Gear: Tula Baby Carrier (US$149, tulababycarriers.com)
Review: The carrier is light, washable and comes in lots of patterns. However, it’s not waterproof and lacks storage (only one small pocket for a phone and some cash). Some people may also find it expensive. I’ve been using it for my children since they were three months old. We’ve done walks of 2.5km to 7km, over relatively flat terrain in Singapore and moderate hills in New Zealand.
Tips: Get a carrier that’s light and ergonomic – it will help your child and you, especially since hikes can be long and you’re already having to carry the weight of your child. Better yet, get one that is waterproof.
Anna Champion, mother of two (3 and 5 years)
Gear: Osprey Poco Premium (US $320, racingtheplanet.com)
Review: It’s light, has lots of great features and plenty of storage space, is able to stand up alone (our kids went to sleep in it and sometimes we would stop and put the bag down), has a great sun shade and is adaptable so it fitted both my husband and myself. But after a while I did start to feel uncomfortable carrying it – which is natural from carrying a child in a carrier. We tried a few other carrier brands but the Osprey was of far better quality.
We bought it while we were living in Norway and there, hiking is a way of life regardless of the weather. We took our kids out in rain, sunshine and snow, for a couple hours, sometimes more, but would often give them time out of the carrier to run around.
Tips: Make sure the carrier is comfortable for both of you. We went for the most expensive option and it was worth it when we compared our experiences with others. But resale in Hong Kong is low for anything baby-related in my opinion, so it really is only worth it if you are going to hike a lot.
Sean Moran, father of one son (15 months)
Gear: Deuter Kid Comfort II (US $320, racingtheplanet.com)
Review: It’s pretty comfortable, has a fair amount of storage room, lots of room for the kid, and it’s easy to get the kid in and out with the side latch. The fittings are very easy to change, so if you’re swapping between a husband and wife carrying the pack it’s about 10 seconds to make the changes. Overall we’re pretty happy with it; our kid falls asleep in it all the time so it’s presumably pretty comfortable for him. We tried one of the Osprey packs; there was a lot less room for our kid in there and the fittings were a lot more fiddly.
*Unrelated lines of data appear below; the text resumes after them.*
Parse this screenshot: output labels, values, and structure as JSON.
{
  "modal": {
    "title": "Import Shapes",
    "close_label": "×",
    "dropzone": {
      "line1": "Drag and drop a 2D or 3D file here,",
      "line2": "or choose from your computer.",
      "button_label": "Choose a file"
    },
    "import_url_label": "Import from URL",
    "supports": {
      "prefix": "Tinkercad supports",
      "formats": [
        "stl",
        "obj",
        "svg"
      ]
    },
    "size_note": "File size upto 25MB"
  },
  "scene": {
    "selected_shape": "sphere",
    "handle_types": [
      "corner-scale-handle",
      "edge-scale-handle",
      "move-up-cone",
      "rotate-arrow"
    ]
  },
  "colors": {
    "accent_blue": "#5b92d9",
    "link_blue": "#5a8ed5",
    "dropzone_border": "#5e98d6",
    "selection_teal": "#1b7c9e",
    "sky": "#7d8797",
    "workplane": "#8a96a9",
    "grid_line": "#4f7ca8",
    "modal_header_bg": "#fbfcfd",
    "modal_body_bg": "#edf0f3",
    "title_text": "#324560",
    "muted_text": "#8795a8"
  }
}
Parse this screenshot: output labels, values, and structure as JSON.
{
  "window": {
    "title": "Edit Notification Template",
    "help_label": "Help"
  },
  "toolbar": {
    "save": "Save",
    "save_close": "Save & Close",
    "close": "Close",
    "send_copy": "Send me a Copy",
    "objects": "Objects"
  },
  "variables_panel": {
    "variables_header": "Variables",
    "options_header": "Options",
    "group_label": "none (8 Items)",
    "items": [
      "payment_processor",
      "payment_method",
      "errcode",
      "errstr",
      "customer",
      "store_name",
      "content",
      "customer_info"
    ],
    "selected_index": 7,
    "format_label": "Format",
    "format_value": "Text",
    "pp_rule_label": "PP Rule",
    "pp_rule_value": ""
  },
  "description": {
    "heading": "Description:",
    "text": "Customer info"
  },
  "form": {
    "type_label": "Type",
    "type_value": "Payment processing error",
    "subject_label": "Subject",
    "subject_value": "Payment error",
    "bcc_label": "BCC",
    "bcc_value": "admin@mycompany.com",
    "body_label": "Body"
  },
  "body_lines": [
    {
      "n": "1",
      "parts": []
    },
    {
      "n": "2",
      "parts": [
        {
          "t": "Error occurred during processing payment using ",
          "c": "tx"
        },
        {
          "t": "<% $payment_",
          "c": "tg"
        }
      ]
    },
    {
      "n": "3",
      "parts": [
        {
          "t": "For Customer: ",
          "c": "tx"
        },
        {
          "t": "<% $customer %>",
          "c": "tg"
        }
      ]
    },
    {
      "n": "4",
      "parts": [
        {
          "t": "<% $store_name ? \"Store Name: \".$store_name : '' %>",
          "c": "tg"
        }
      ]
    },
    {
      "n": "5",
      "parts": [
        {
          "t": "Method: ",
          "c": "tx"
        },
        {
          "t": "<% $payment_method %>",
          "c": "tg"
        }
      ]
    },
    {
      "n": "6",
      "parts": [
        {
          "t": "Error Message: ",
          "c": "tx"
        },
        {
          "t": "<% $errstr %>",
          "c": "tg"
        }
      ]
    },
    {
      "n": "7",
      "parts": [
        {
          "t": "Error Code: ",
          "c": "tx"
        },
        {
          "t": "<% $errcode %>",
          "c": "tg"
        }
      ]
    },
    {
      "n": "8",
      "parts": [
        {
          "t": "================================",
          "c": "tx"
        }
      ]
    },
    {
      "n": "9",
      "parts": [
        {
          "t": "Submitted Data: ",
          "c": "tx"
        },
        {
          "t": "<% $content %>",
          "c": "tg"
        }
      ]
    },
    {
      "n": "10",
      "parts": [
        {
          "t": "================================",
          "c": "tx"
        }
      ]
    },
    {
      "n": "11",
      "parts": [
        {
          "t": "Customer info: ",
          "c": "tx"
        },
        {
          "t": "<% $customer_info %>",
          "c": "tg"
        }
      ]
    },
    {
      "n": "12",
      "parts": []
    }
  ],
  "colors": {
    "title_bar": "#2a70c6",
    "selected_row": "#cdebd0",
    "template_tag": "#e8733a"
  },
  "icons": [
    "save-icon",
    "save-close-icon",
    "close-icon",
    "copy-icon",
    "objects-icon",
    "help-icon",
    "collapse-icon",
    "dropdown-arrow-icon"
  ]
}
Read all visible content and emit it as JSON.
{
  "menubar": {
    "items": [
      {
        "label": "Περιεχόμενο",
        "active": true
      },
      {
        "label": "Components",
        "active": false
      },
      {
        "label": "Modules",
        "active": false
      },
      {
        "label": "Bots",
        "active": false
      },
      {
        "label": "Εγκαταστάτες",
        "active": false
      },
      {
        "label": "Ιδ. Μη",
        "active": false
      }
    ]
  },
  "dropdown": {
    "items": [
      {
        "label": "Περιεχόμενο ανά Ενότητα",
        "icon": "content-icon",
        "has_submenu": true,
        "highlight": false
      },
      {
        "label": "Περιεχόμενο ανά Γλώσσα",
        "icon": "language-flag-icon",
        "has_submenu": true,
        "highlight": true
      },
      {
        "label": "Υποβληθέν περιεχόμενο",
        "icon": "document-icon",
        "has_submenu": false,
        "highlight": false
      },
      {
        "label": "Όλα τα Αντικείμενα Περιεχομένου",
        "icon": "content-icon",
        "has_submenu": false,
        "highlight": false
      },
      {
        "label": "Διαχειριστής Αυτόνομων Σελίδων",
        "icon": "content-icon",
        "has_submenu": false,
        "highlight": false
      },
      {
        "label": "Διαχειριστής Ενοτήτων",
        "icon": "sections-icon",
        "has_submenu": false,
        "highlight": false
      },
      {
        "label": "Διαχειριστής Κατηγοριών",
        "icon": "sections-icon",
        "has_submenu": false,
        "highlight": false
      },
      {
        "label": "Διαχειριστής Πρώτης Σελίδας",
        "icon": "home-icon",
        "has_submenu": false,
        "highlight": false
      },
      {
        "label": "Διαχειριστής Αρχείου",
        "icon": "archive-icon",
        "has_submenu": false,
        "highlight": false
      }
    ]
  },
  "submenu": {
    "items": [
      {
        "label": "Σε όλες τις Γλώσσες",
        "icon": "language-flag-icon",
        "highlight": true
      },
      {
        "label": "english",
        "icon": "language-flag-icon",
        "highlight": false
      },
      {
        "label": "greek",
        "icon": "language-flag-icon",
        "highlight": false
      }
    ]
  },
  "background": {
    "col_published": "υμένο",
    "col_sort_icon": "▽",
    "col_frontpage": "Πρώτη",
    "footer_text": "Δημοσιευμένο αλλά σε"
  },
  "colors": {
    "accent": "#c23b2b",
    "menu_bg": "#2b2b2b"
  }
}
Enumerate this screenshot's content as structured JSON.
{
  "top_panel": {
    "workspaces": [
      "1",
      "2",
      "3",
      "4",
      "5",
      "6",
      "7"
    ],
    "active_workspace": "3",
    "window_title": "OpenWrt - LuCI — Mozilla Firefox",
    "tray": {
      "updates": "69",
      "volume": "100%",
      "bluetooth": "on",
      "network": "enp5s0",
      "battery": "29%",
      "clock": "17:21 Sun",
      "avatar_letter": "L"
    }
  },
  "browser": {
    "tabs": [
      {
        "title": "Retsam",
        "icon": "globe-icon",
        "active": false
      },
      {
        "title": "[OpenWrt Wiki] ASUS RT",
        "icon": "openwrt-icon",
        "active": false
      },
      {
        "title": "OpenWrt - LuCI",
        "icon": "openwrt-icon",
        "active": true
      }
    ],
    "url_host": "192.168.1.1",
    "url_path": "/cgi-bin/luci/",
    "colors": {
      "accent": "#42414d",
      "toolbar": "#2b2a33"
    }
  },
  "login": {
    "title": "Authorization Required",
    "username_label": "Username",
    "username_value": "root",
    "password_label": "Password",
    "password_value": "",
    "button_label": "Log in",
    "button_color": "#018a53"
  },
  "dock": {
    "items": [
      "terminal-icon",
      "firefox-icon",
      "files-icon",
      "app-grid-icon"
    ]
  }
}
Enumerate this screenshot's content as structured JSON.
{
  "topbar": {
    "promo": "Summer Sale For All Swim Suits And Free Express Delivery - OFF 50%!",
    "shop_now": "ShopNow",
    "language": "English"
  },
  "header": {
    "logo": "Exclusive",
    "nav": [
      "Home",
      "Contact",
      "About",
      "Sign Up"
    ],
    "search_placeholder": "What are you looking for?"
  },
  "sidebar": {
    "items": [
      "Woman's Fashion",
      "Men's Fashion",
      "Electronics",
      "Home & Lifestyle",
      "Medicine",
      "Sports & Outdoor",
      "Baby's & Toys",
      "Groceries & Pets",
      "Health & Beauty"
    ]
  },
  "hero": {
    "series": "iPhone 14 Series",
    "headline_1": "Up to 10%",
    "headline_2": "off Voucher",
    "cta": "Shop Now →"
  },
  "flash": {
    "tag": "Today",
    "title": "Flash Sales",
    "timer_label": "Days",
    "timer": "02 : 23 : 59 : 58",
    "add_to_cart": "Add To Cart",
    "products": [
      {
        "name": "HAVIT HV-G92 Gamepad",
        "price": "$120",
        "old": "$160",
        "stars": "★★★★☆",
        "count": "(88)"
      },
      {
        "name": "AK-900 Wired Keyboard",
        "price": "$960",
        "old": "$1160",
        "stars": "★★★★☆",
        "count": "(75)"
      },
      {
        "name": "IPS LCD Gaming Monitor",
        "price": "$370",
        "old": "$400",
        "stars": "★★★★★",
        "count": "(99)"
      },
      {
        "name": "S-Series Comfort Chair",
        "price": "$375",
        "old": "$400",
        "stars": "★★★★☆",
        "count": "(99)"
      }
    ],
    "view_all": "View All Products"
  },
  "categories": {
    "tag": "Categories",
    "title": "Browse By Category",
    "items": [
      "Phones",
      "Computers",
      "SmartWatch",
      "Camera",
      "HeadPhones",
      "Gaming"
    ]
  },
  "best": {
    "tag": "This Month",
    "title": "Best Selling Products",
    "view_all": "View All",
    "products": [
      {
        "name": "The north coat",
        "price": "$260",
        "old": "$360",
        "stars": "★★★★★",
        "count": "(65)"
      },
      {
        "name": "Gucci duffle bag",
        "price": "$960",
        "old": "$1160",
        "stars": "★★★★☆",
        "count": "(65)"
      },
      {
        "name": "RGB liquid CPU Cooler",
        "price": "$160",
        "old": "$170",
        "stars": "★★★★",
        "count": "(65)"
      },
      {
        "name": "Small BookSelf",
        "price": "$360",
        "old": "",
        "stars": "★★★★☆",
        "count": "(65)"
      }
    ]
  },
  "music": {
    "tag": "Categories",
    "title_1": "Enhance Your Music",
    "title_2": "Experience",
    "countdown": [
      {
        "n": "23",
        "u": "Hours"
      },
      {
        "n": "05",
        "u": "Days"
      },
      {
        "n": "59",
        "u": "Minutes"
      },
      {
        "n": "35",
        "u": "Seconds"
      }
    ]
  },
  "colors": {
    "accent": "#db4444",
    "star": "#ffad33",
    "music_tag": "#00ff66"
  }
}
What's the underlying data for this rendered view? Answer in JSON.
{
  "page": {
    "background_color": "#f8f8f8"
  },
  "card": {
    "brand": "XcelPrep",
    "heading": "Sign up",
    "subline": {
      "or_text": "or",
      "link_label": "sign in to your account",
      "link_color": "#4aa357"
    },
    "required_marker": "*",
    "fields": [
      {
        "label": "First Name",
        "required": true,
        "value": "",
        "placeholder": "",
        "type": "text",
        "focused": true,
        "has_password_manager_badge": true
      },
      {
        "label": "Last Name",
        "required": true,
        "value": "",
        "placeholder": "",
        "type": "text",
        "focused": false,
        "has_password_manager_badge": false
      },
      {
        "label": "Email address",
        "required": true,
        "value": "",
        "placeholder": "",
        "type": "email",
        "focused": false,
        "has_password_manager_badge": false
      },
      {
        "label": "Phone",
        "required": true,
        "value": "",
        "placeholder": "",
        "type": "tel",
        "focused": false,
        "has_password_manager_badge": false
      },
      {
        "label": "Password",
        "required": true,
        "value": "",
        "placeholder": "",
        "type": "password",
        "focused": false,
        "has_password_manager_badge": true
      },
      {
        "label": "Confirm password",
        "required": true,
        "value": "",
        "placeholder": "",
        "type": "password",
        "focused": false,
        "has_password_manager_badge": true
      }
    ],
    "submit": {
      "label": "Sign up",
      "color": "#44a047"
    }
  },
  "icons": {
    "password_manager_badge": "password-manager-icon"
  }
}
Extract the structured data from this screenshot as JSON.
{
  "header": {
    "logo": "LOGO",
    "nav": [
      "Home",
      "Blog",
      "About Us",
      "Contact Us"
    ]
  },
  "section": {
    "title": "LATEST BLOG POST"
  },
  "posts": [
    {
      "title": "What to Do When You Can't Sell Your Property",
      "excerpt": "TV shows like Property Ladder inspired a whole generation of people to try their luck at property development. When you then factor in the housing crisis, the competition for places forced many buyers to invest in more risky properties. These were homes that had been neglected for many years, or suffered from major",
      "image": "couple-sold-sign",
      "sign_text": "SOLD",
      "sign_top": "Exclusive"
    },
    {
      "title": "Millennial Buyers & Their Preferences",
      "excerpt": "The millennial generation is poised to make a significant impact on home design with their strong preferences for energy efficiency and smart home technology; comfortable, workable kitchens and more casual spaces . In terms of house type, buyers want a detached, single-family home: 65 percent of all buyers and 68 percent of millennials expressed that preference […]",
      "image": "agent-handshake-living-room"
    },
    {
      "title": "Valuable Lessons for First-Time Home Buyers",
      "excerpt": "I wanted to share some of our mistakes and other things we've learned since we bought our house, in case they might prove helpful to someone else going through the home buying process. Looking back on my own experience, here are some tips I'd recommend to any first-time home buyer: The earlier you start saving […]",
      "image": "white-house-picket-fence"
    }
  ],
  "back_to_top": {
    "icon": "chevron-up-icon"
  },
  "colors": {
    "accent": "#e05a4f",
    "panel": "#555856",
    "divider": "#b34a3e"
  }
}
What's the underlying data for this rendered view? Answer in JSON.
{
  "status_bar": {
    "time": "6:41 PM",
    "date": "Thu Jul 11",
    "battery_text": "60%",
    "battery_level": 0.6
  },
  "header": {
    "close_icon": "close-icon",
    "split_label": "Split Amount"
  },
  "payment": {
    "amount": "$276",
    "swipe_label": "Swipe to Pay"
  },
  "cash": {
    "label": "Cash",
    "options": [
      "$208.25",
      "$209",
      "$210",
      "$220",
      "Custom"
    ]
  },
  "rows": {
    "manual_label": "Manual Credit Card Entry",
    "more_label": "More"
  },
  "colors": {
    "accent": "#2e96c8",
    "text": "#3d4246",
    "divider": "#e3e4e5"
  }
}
We’ve used it all over the US, generally in warm weather (20 to 40 degrees Celsius) while hiking. Most of the hikes were around 10km or less. The terrain was pretty varied: we hiked up 250m-high sand dunes, climbed up and down ladders on cliffs, crossed the Rio Grande, did caving and lots of general hiking on well marked trails.
Tips: Try it on with your child before buying. A pack can have all the features that you want, but if it’s not comfortable for both of you then it’s not the right pack and you won’t use it.
Simon Chan, father of one boy (2 years 8 months old)
Gear: Deuter Kid Comfort Air (US $280, racingtheplanet.com)
Review: It’s lighter (2.7kg) than the other Deuter child carriers, but has fewer compartments. The bag only has basic features – no built-in sunroof. We bought the pack when my son was about one year old. He is excited and eager to ride in the carrier. It’s generally very easy for him to fall asleep during the hike. We usually go on easy paths in the country parks of less than 10km. My favourite route is up High West, as it’s highly accessible with good views.
Tips: Unless you are a serious hiker, I would not suggest buying one. The window of time to use it is short; there are only two or three “winters” to use it for your child – it’s not enjoyable to bring the child out in the carrier during the summer. Before buying one, borrow one from a friend to experience it first.